The system, designed and built by Research Director Abraham Noe-Hays, has been piloted in an engineering building at the University of Michigan and controlled remotely from the Vermont institute. The Rich Earth Institute works in partnership with the University of Michigan through a separate National Science Foundation grant.
“NSF is proud to support the technology of the future by thinking beyond incremental developments and funding the most creative, impactful ideas across all markets and areas of science and engineering,” Andrea Belz, director of the Division of Industrial Innovation and Partnerships at the National Science Foundation, said in the press release.
The newly acquired funding allows the Rich Earth Institute’s team to hire additional specialists and build the next version of its treatment system at the research center in Brattleboro.
The organization underwent a merit-based review process to receive the grant. Successful completion of this project will make the Rich Earth Institute eligible for a second grant of up to $750,000 to continue the urine treatment system’s development.
The Rich Earth Institute also recently took ownership of its research center at 355 Old Ferry Road.

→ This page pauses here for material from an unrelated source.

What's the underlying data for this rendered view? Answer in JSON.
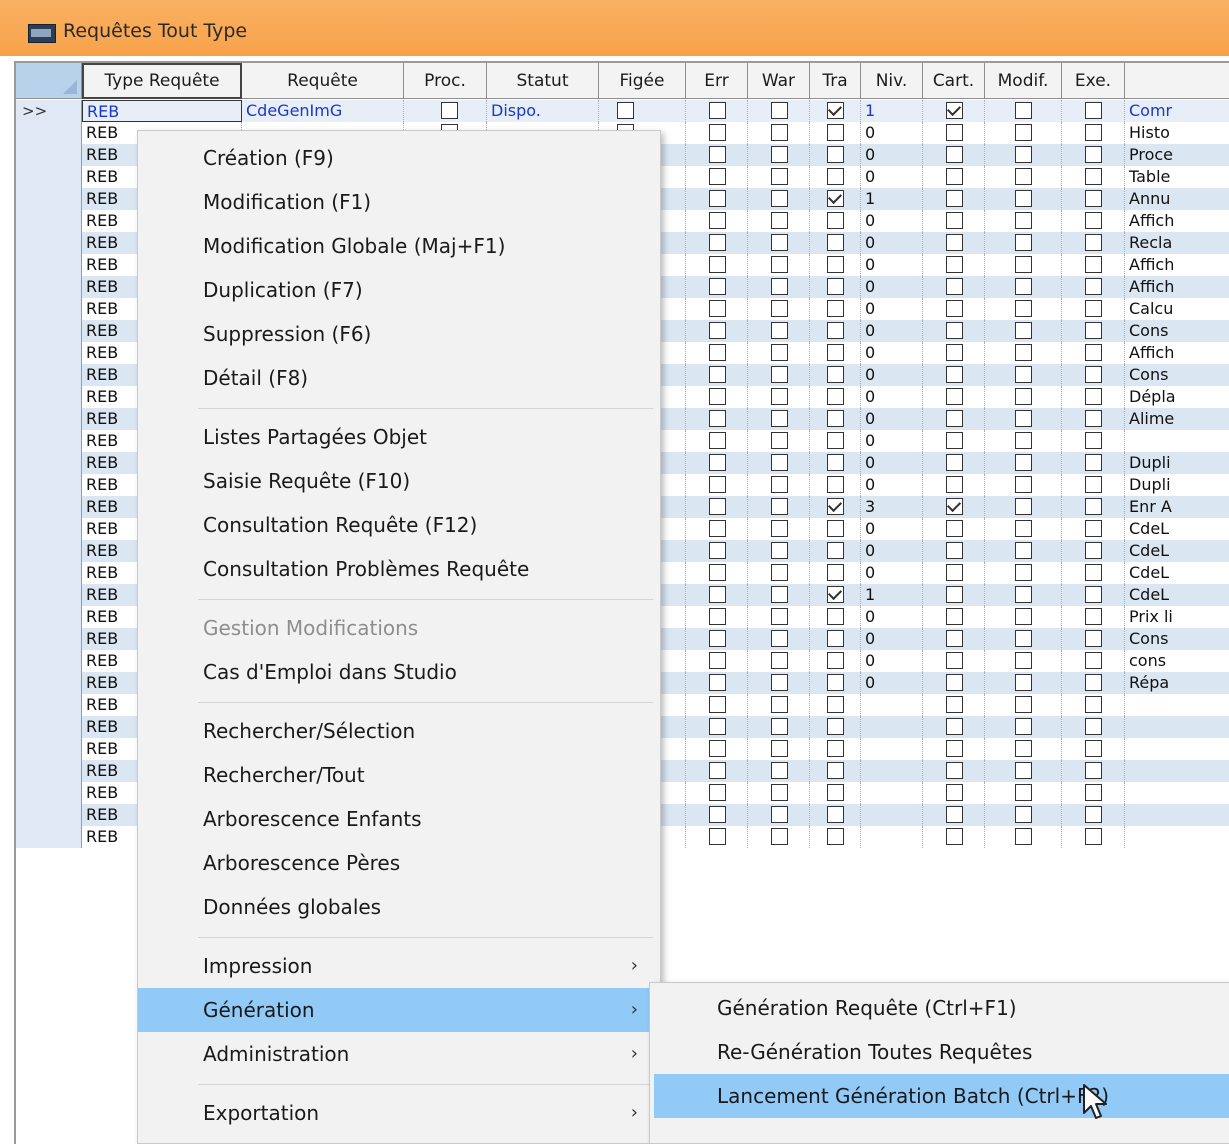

The small company had rented space in the building since 2016, transforming the warehouse into a research and development facility. There, the research team tests urine-diverting toilets and processing equipment, analyzes urine-derived fertilizer and showcases the effect of the fertilizer in a demonstration garden.
As building owners, the research group can use the rest of the space to accommodate more staff members, and can greatly increase fertilizer storage capacity with new access to 24,000 gallons of underground tanks.
When it is safe to hold large public gatherings again, the Rich Earth Institute plans to invite community members to tour the space and see its operations in person. In the meantime, anyone who wants to learn more about the Rich Earth Institute can visit